Leg 6: April 12, 2012
Day 5: Discovering a brooding worm
We completed two dives in the Concepción Canyon today on the western slope of the Gulf of California. One of our objectives was to locate cold seep clams that were reported here in 2003 by Gary Greene, past director of the Moss Landing Marine Laboratories and former scientist at MBARI. We collected these clams from three discrete patches in the canyon. Bob Vrijenhoek and his team will be comparing these clams and their symbionts (bacteria that provide food for their hosts by a process known as chemosynthesis) with clams from other regions in the Gulf of California collected on this expedition to determine how related they are to each other and if their chemosynthetic symbionts are specific to a particular group of clams.
We were also interested in the canyon features such as ripples, scarps, and ledges, and we took push cores and gravity cores to help us understand sediment flow in this area. This canyon has two branches that funnel down into one main canyon like a “Y.” Our first dive was at the junction where the two smaller canyons meet the main canyon. We found steep walls covered with white sponges and brittle stars. We also found the Acesta clam that we reported on yesterday. They were all over a scarp wall at 820 meters (2,700 feet) depth in very low oxygen waters (0.09 milliliters per liter). We collected these clams from two different locations in this canyon to compare with the clam we collected yesterday.

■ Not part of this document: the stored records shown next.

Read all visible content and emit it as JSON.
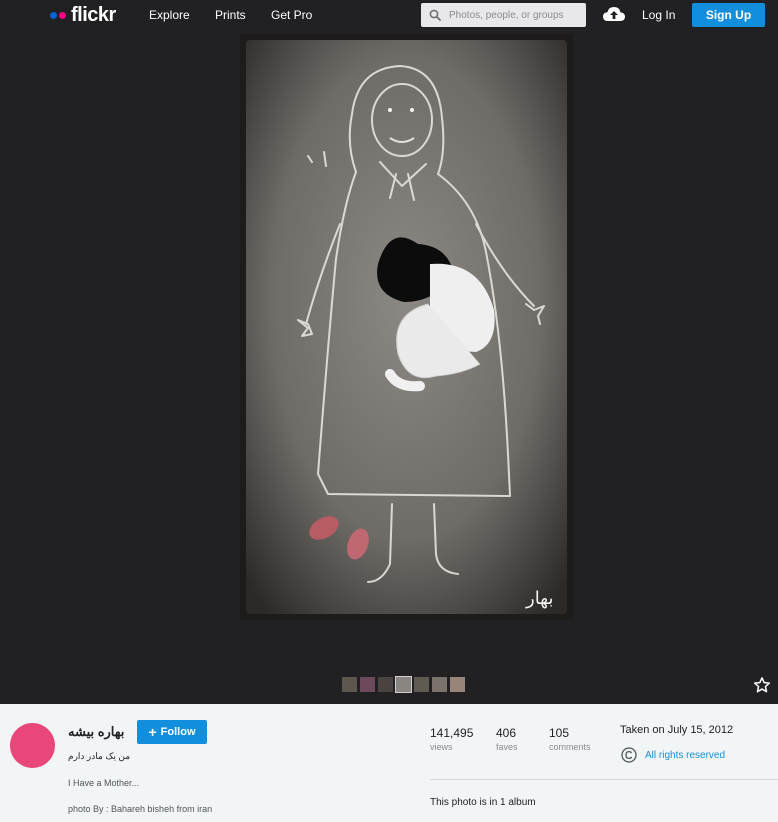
{
  "header": {
    "logo_text": "flickr",
    "nav": [
      {
        "label": "Explore"
      },
      {
        "label": "Prints"
      },
      {
        "label": "Get Pro"
      }
    ],
    "search_placeholder": "Photos, people, or groups",
    "login_label": "Log In",
    "signup_label": "Sign Up"
  },
  "photo": {
    "thumbnail_count": 7,
    "signature_text": "بهار"
  },
  "owner": {
    "name": "بهاره بیشه",
    "follow_label": "Follow",
    "subtitle": "من یک مادر دارم",
    "title": "I Have a Mother...",
    "description": "photo By : Bahareh bisheh from iran"
  },
  "stats": [
    {
      "value": "141,495",
      "label": "views"
    },
    {
      "value": "406",
      "label": "faves"
    },
    {
      "value": "105",
      "label": "comments"
    }
  ],
  "taken": "Taken on July 15, 2012",
  "rights": "All rights reserved",
  "album_text": "This photo is in 1 album",
  "colors": {
    "header_bg": "#212124",
    "accent": "#128fdc",
    "avatar": "#e9467a",
    "logo_blue": "#0063dc",
    "logo_pink": "#ff0084"
  }
}
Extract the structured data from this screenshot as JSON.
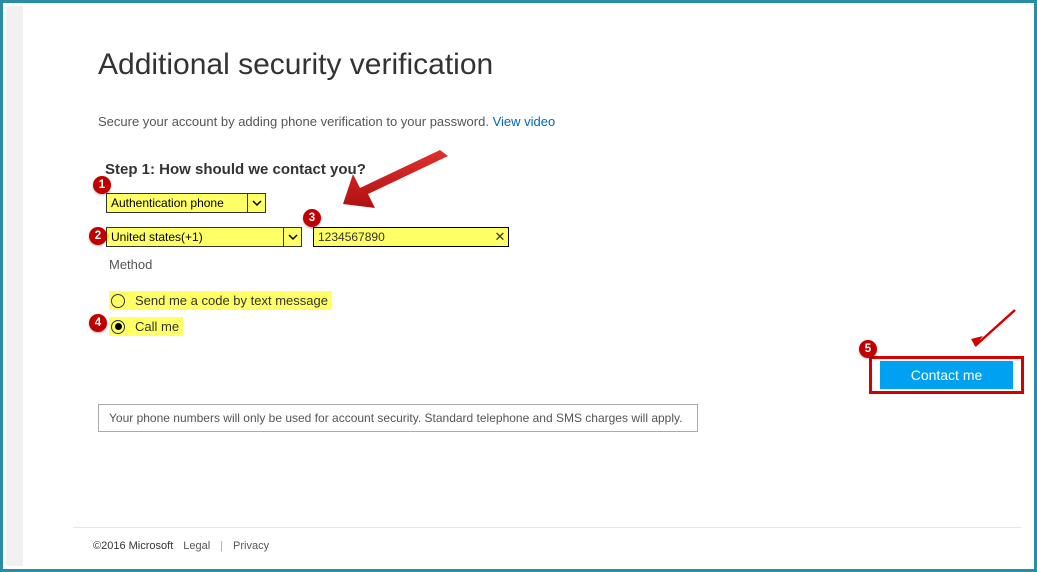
{
  "title": "Additional security verification",
  "subtitle_text": "Secure your account by adding phone verification to your password. ",
  "subtitle_link": "View video",
  "step_heading": "Step 1: How should we contact you?",
  "select_contact": "Authentication phone",
  "select_country": "United states(+1)",
  "phone_value": "1234567890",
  "method_label": "Method",
  "option_text": "Send me a code by text message",
  "option_call": "Call me",
  "contact_button": "Contact me",
  "notice": "Your phone numbers will only be used for account security. Standard telephone and SMS charges will apply.",
  "footer_copyright": "©2016 Microsoft",
  "footer_legal": "Legal",
  "footer_privacy": "Privacy",
  "badges": {
    "b1": "1",
    "b2": "2",
    "b3": "3",
    "b4": "4",
    "b5": "5"
  }
}
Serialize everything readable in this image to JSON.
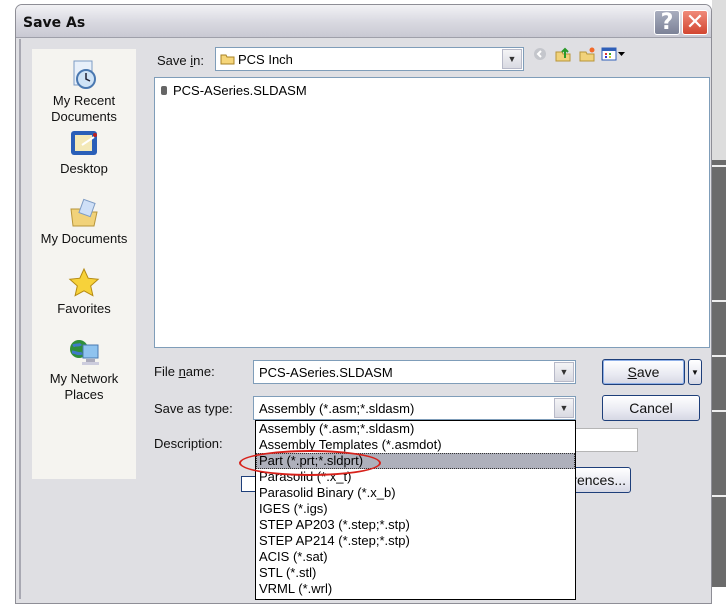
{
  "window": {
    "title": "Save As",
    "help_label": "?",
    "close_label": "✕"
  },
  "places": [
    {
      "label_1": "My Recent",
      "label_2": "Documents",
      "icon": "recent-documents-icon"
    },
    {
      "label_1": "Desktop",
      "label_2": "",
      "icon": "desktop-icon"
    },
    {
      "label_1": "My Documents",
      "label_2": "",
      "icon": "my-documents-icon"
    },
    {
      "label_1": "Favorites",
      "label_2": "",
      "icon": "favorites-star-icon"
    },
    {
      "label_1": "My Network",
      "label_2": "Places",
      "icon": "network-places-icon"
    }
  ],
  "save_in": {
    "label_pre": "Save ",
    "label_u": "i",
    "label_post": "n:",
    "value": "PCS Inch"
  },
  "toolbar": {
    "back": "back-icon",
    "up": "up-folder-icon",
    "new_folder": "new-folder-icon",
    "views": "views-menu-icon"
  },
  "files": [
    {
      "name": "PCS-ASeries.SLDASM",
      "icon": "assembly-file-icon"
    }
  ],
  "file_name": {
    "label_pre": "File ",
    "label_u": "n",
    "label_post": "ame:",
    "value": "PCS-ASeries.SLDASM"
  },
  "save_as_type": {
    "label": "Save as type:",
    "value": "Assembly (*.asm;*.sldasm)"
  },
  "description": {
    "label": "Description:",
    "value": ""
  },
  "buttons": {
    "save_u": "S",
    "save_rest": "ave",
    "cancel": "Cancel",
    "references": "erences..."
  },
  "type_options": [
    "Assembly (*.asm;*.sldasm)",
    "Assembly Templates (*.asmdot)",
    "Part (*.prt;*.sldprt)",
    "Parasolid (*.x_t)",
    "Parasolid Binary (*.x_b)",
    "IGES (*.igs)",
    "STEP AP203 (*.step;*.stp)",
    "STEP AP214 (*.step;*.stp)",
    "ACIS (*.sat)",
    "STL (*.stl)",
    "VRML (*.wrl)"
  ],
  "highlighted_option_index": 2,
  "annotation_color": "#d7221b"
}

Today we collected an interesting worm on the wall of the canyon amongst the tubes of a lot of other worms and hydroids. It is very similar to a new species currently being described from Monterey Canyon and is in the genus, Eusyllis. After the cruise, we’ll be checking the DNA to see if it is the same species. What we discovered today for this species is that the females brood their babies attached to their bellies, and actually crawl around with them like that. In the image below, the head of the worm is to the left, and there are about 20 or so little pink worms in the picture, each with only a few segments. Once they get a bit bigger and have used up the yolk supply (the pink granules) provided by their mother, they will crawl away to start their own lives.